A while back a note was added to the documentation of the System.Drawing namespace stating:
“Classes within the System.Drawing namespace are not supported for use within a Windows or ASP.NET service. Attempting to use these classes from within one of these application types may produce unexpected problems, such as diminished service performance and run-time exceptions.”
Today the Windows Forms Documentations Updates blog clarifies what this means.
“We don’t mean they won’t work in an ASP.NET application or that we are trying to cover up some known bug that occurs when you use them in a service. The bottom line is that if you call Microsoft Product Support Services regarding a problem you have using a System.Drawing.* class in a service, they will not offer free support.”
I won’t offer my opinion on this as I can see several things going on here. But I do hope they change their tune and support the scenario again. An ASP.NET control that generates HTML for a barcode is a hack, the only way to do a barcode correctly is to create an image, something that will also now require the use of another library to create the image in order to be 100% supported now.
I will, however, put forth some speculation, just something that came to mind while I was writing this post. When GDI+ was announced there was also mention that in the future it could be updated to use hardware acceleration. I dug up this link from Google that talks about that very thing: http://www.microsoft.com/whdc/archive/GDInext.mspx Now, if GDI+ (i.e. System.Drawing.*) were to become accelerated then there is the very real possibility that it would be impossible for the System.Drawing stuff to work outside of a Windows Forms environment.
There are some things that counter this idea.
- Why put the note up there now? Currently all of the GDI+ features appear to be implemented in software rather than hardware. So if there was a change to be made the System.Drawing team could make sure it still uses the software implementation rather than the hardware one if running outside of a windows application.
- Why accelerate GDI+ now when WPF just came out? That would surely send a mixed signal to some people.

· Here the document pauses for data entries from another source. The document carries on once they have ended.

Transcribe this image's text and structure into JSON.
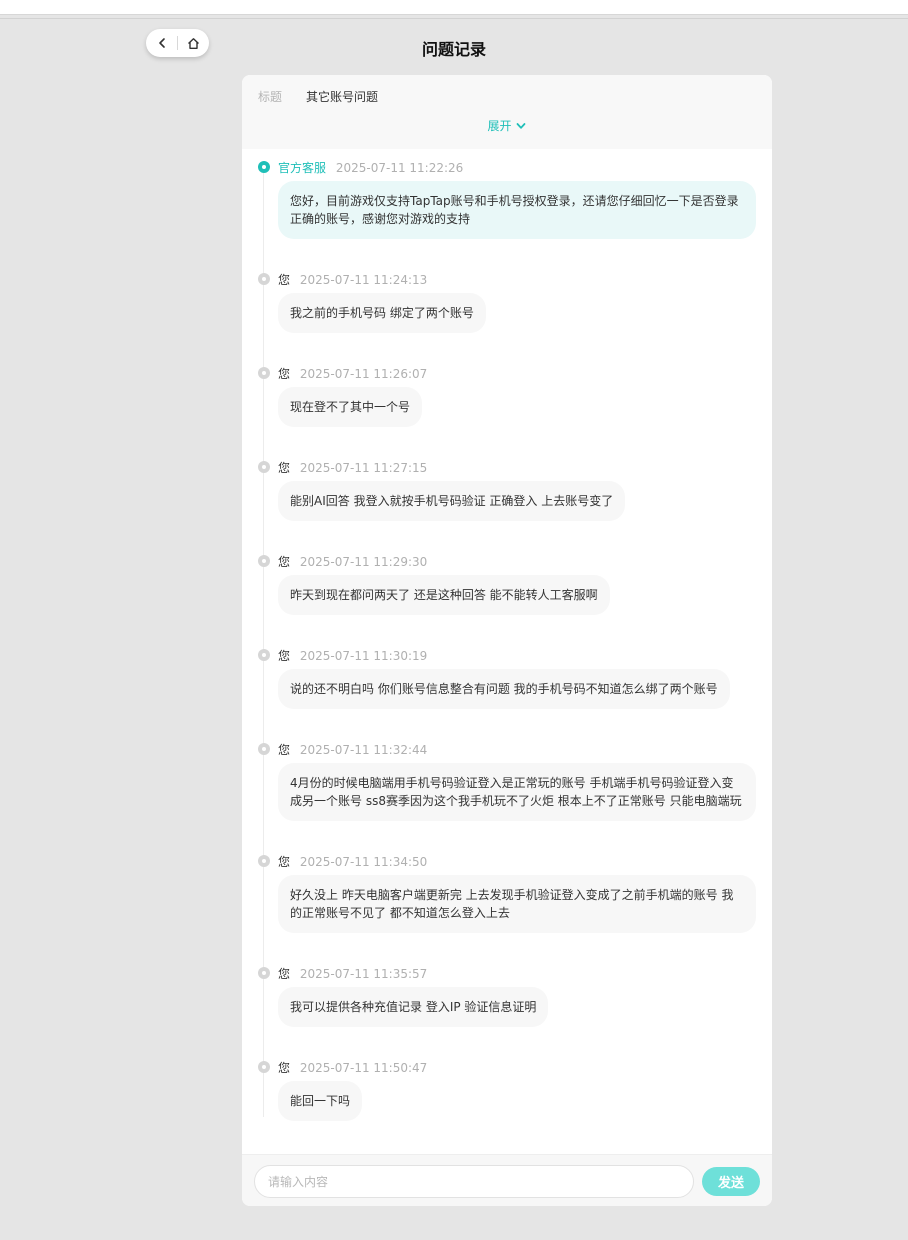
{
  "nav": {
    "back_icon": "chevron-left-icon",
    "home_icon": "home-icon"
  },
  "page": {
    "title": "问题记录"
  },
  "header": {
    "title_label": "标题",
    "title_value": "其它账号问题",
    "expand_label": "展开"
  },
  "messages": [
    {
      "sender": "官方客服",
      "time": "2025-07-11 11:22:26",
      "text": "您好，目前游戏仅支持TapTap账号和手机号授权登录，还请您仔细回忆一下是否登录正确的账号，感谢您对游戏的支持"
    },
    {
      "sender": "您",
      "time": "2025-07-11 11:24:13",
      "text": "我之前的手机号码 绑定了两个账号"
    },
    {
      "sender": "您",
      "time": "2025-07-11 11:26:07",
      "text": "现在登不了其中一个号"
    },
    {
      "sender": "您",
      "time": "2025-07-11 11:27:15",
      "text": "能别AI回答 我登入就按手机号码验证 正确登入 上去账号变了"
    },
    {
      "sender": "您",
      "time": "2025-07-11 11:29:30",
      "text": "昨天到现在都问两天了 还是这种回答 能不能转人工客服啊"
    },
    {
      "sender": "您",
      "time": "2025-07-11 11:30:19",
      "text": "说的还不明白吗 你们账号信息整合有问题 我的手机号码不知道怎么绑了两个账号"
    },
    {
      "sender": "您",
      "time": "2025-07-11 11:32:44",
      "text": "4月份的时候电脑端用手机号码验证登入是正常玩的账号 手机端手机号码验证登入变成另一个账号 ss8赛季因为这个我手机玩不了火炬 根本上不了正常账号 只能电脑端玩"
    },
    {
      "sender": "您",
      "time": "2025-07-11 11:34:50",
      "text": "好久没上 昨天电脑客户端更新完 上去发现手机验证登入变成了之前手机端的账号 我的正常账号不见了 都不知道怎么登入上去"
    },
    {
      "sender": "您",
      "time": "2025-07-11 11:35:57",
      "text": "我可以提供各种充值记录 登入IP 验证信息证明"
    },
    {
      "sender": "您",
      "time": "2025-07-11 11:50:47",
      "text": "能回一下吗"
    }
  ],
  "composer": {
    "placeholder": "请输入内容",
    "send_label": "发送"
  },
  "colors": {
    "accent": "#1fbfb8",
    "send_button": "#6ee0d9",
    "background": "#e5e5e5"
  }
}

A question that falls in with this is that Windows Vista makes use of available DirectX acceleration for its window drawing. Could this mean that Windows Vista’s GDI+ implementation is already hardware accelerated and the note is added so that things don’t go downhill when run on Windows Longhorn server?
Speculation is fun!